Engineers turn ice-cream makers for their entrepreneurial venture Cherry Comet
The idea of using liquid nitrogen to make ice creams isn't exactly new. However, when engineering college friends Rohan Bajla, who was a business consultant at American Express, Saransh Goyal, an investment banker with Deutsche Bank and Anirudh Singh an SAS-certified engineer and parttime comic book writer chanced upon liquid nitrogen ice cream in Bangkok on a holiday, they knew they had found their entrepreneurial opening. Thus, Cherry Comet, an outlet for instant ice creams was born.
"We prepare fresh ice creams without any artificial flavours, colours or preservatives using liquid nitrogen. We operate out of two outlets in Delhi-NCR: in DLF Cyberhub, Gurgaon and a newly opened outlet in Sangam Courtyard Mall, RK Puram," says Rohan.
Road blocks and learnings
While they had an idea in place, the team was entering an unknown terrain. According to Rohan, the idea that you can just freeze your ice cream instantly is deceptively simple, yet powerful. "I distinctly remember the three of us sharing that moment. We all knew with this technology we could make any ice cream we wanted and make it fresh," he adds.

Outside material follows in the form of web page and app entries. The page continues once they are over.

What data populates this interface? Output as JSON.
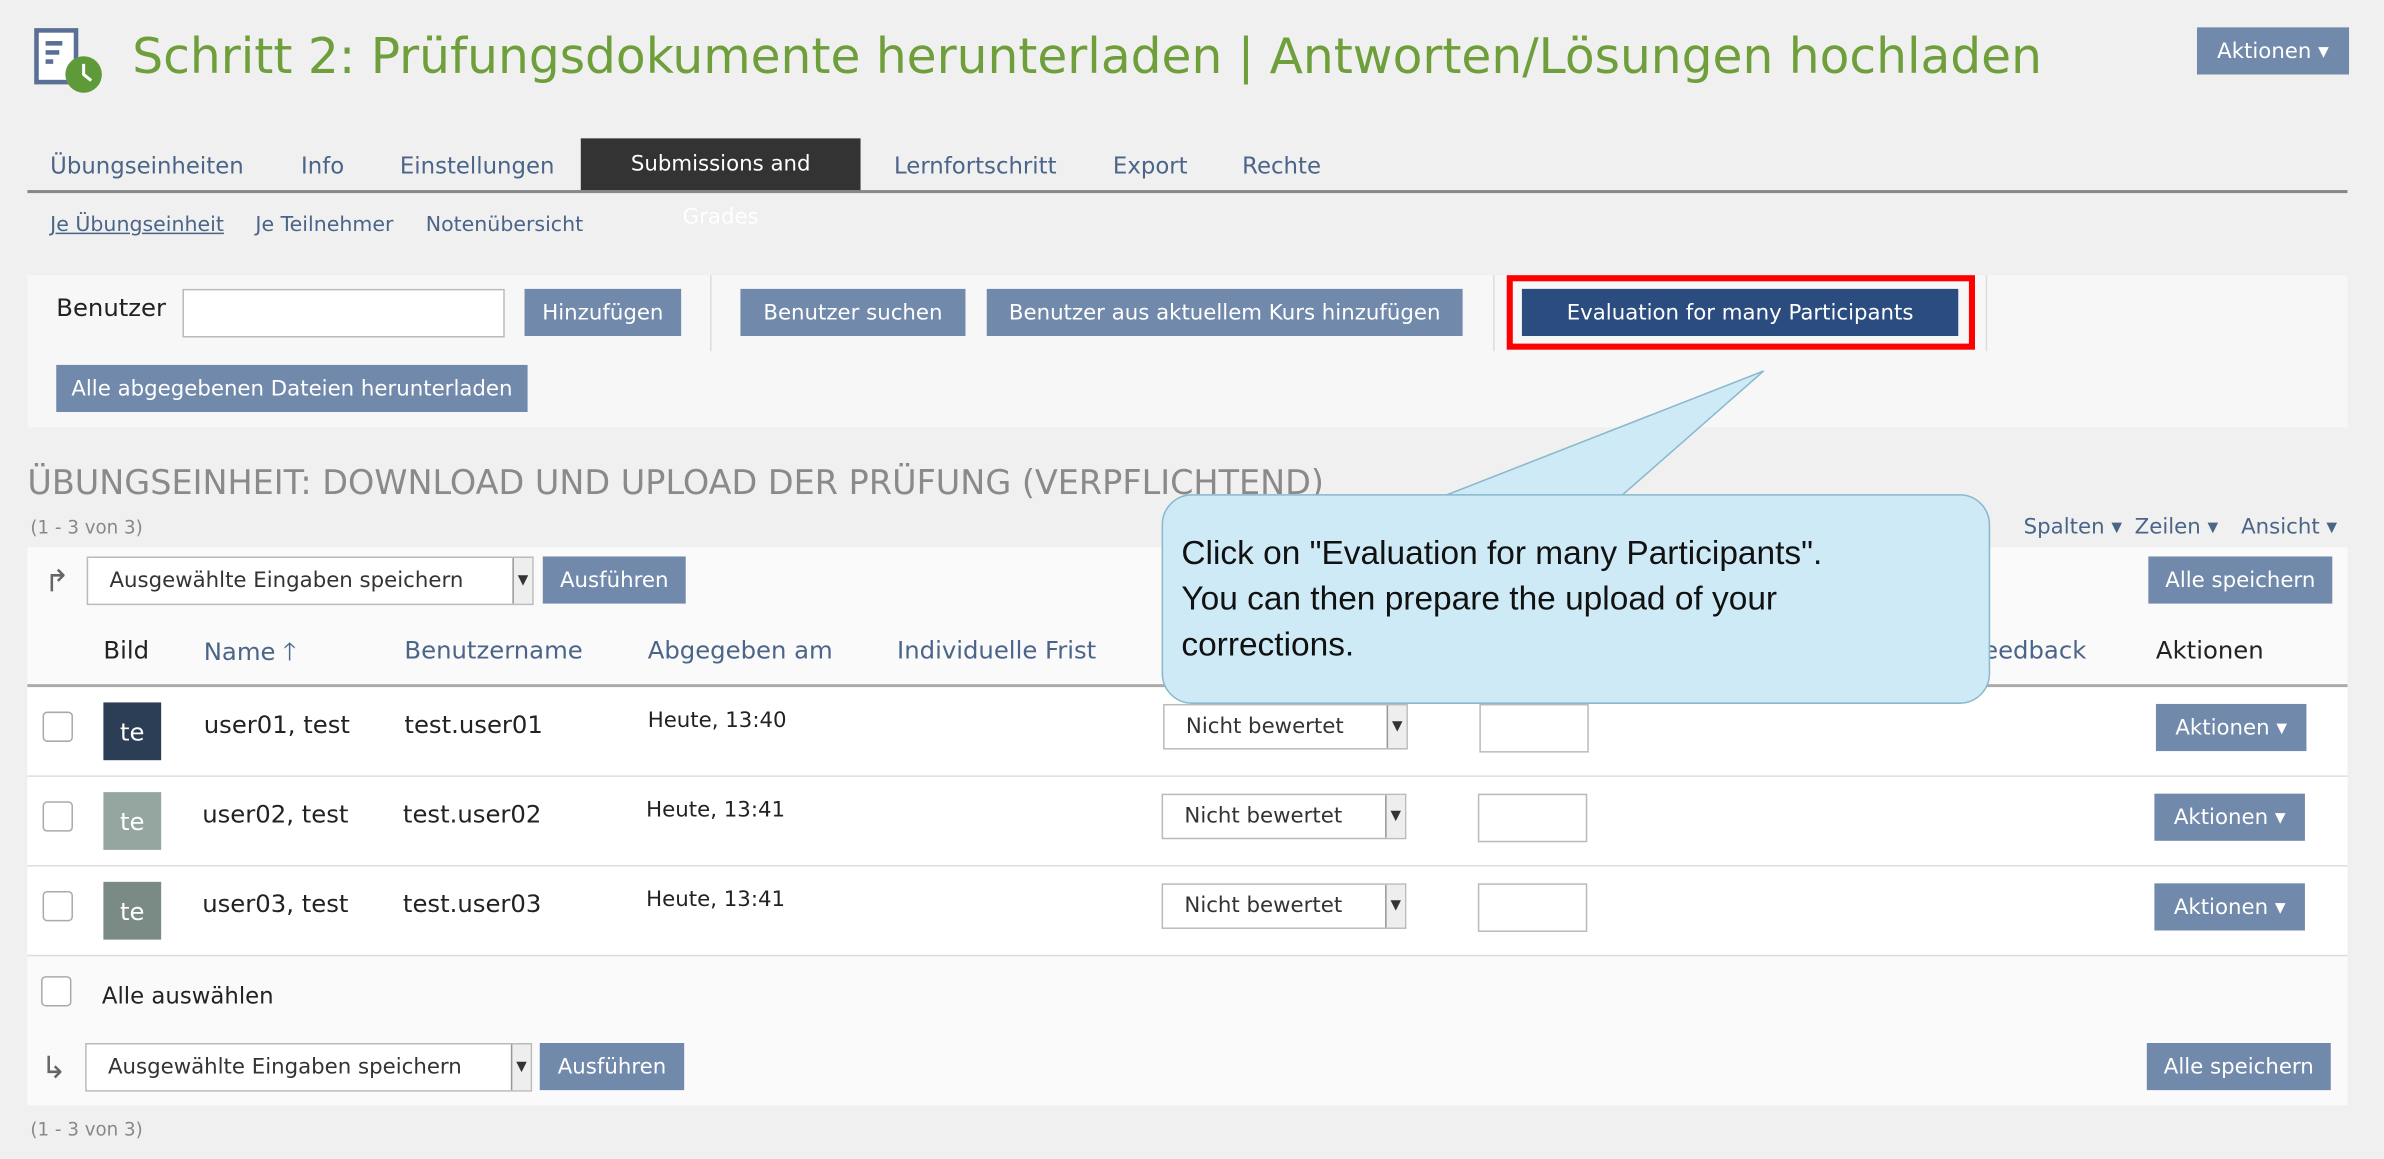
{
  "header": {
    "title": "Schritt 2: Prüfungsdokumente herunterladen | Antworten/Lösungen hochladen",
    "actions_label": "Aktionen ▾",
    "icon": "exercise-clock-icon"
  },
  "tabs": [
    {
      "label": "Übungseinheiten"
    },
    {
      "label": "Info"
    },
    {
      "label": "Einstellungen"
    },
    {
      "label": "Submissions and Grades",
      "active": true
    },
    {
      "label": "Lernfortschritt"
    },
    {
      "label": "Export"
    },
    {
      "label": "Rechte"
    }
  ],
  "subtabs": [
    {
      "label": "Je Übungseinheit",
      "active": true
    },
    {
      "label": "Je Teilnehmer"
    },
    {
      "label": "Notenübersicht"
    }
  ],
  "toolbar": {
    "user_label": "Benutzer",
    "user_value": "",
    "add": "Hinzufügen",
    "search_users": "Benutzer suchen",
    "add_from_course": "Benutzer aus aktuellem Kurs hinzufügen",
    "evaluation": "Evaluation for many Participants",
    "download_all": "Alle abgegebenen Dateien herunterladen"
  },
  "section": {
    "title": "ÜBUNGSEINHEIT: DOWNLOAD UND UPLOAD DER PRÜFUNG (VERPFLICHTEND)",
    "count": "(1 - 3 von 3)",
    "count_bottom": "(1 - 3 von 3)"
  },
  "table_controls": {
    "columns": "Spalten ▾",
    "rows": "Zeilen ▾",
    "view": "Ansicht ▾"
  },
  "actions": {
    "select_value": "Ausgewählte Eingaben speichern",
    "execute": "Ausführen",
    "save_all": "Alle speichern"
  },
  "columns": {
    "image": "Bild",
    "name": "Name",
    "username": "Benutzername",
    "submitted": "Abgegeben am",
    "deadline": "Individuelle Frist",
    "feedback": "Feedback",
    "actions": "Aktionen"
  },
  "rows": [
    {
      "initials": "te",
      "avatar_color": "#2c3e55",
      "name": "user01, test",
      "username": "test.user01",
      "submitted": "Heute, 13:40",
      "status": "Nicht bewertet",
      "mark": "",
      "action": "Aktionen ▾"
    },
    {
      "initials": "te",
      "avatar_color": "#95a5a0",
      "name": "user02, test",
      "username": "test.user02",
      "submitted": "Heute, 13:41",
      "status": "Nicht bewertet",
      "mark": "",
      "action": "Aktionen ▾"
    },
    {
      "initials": "te",
      "avatar_color": "#7a8a85",
      "name": "user03, test",
      "username": "test.user03",
      "submitted": "Heute, 13:41",
      "status": "Nicht bewertet",
      "mark": "",
      "action": "Aktionen ▾"
    }
  ],
  "select_all": "Alle auswählen",
  "callout": {
    "line1": "Click on \"Evaluation for many Participants\".",
    "line2": "You can then prepare the upload of your",
    "line3": "corrections."
  },
  "colors": {
    "title": "#6e9f3a",
    "button": "#7189ab",
    "highlight_button": "#2b4c7f",
    "highlight_border": "#ff0000",
    "callout": "#cdeaf6"
  }
}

However, the expert use of liquid nitrogen is traditionally restricted to hard sciences. Being the first to apply it to food and beverages in India, Cherry Comet was faced with the daunting task of assembling all technical know-how and equipment from scratch.
Having a team of engineers helped them follow the scientific principles involved. They worked closely with the experts in the field for over a year, developing various prototypes and understanding the process, including the different safety guidelines.
The next challenge was developing the right ice cream palate. Rohan says it was crucial for ice cream makers to cultivate a rich understanding of what exactly makes a good ice cream. The balance of dairy fat to milk, the correct mingling of flavours into the dairy base that leads to the creation of the ideal recipe and of course the correct proportions for sugar. All these questions needed answers.
The science behind it
"Two years of experimentation and making liquid nitrogen ice creams every single day at home allowed us to slowly master the various intricacies involved. Today we have our recipes memorised and can hazard pretty accurate guesses as to how an ingredient will affect a recipe," says Rohan. There were hits and misses, hits included the jamun and Jägermeister ice cream. However, the jalebi ice cream didn't make the cut.
Rohan says that the science behind it is quite simple. The liquid nitrogen has to reach a boiling point of -196.4 degree Celsius. When poured into the ice cream base the liquid nitrogen boils and turns to gas within seconds, drawing out the latent heat in the ice cream base.
This freezes the base, transforming it into ice cream instantly. Because this process is so fast the ice crystals constituting the ice cream are much smaller than the ones in traditional ice creams giving the ice cream a uniquely creamy and smooth texture. "Taking into account the fact that the process eliminates the need for any additional preservatives means we are creating fresher, tastier and healthier ice cream," says Rohan.
Traction and growth
The first store was opened in July 2014, at DLF Cyberhub, Gurgaonand Cherry Comet has been receiving positive response since. Rohan says they made their variable break-even in first month of operations. Since then, they claim to have seen a growing group of returning customers and a dedicated fan base for their unique recipes and flavours.
"All growth and traction has been organic and without any direct marketing overtures. We opened our second store, in Sangam Courtyard, RK Puram exactly a year later, in July 2015 and we are in talks with another mall for our third outlet in Delhi," says Rohan.
Without the use of artificial colours or flavours, Cherry Comet currently has 20 flavours on their menu. Although liquid nitrogen adds a lot to their USP, with the visual delight of the process and the ability to make preservative-free fresh and creamy ice creams, ultimately it is the flavour of the ice cream which keeps the customers happy and returning for more.
Currently, Cherry Comet is a self-funded company with investment help from friends and family. Rohan says that putting a first-of-its-kind idea into implementation in the food industry was an experiment for the three engineers. He adds that in the past one-and-a-half years, they have smoothed out the logistical issues involved with working in their field and they now look to expand as a multi-outlet brand.
The team hopes to bring back the ice-cream café culture wherein people can hang out and enjoy delicious and fresh ice creams. They have a variety of ideas to add to the product line which, according to Rohan, will change how ice cream is perceived in the eyes of the customer.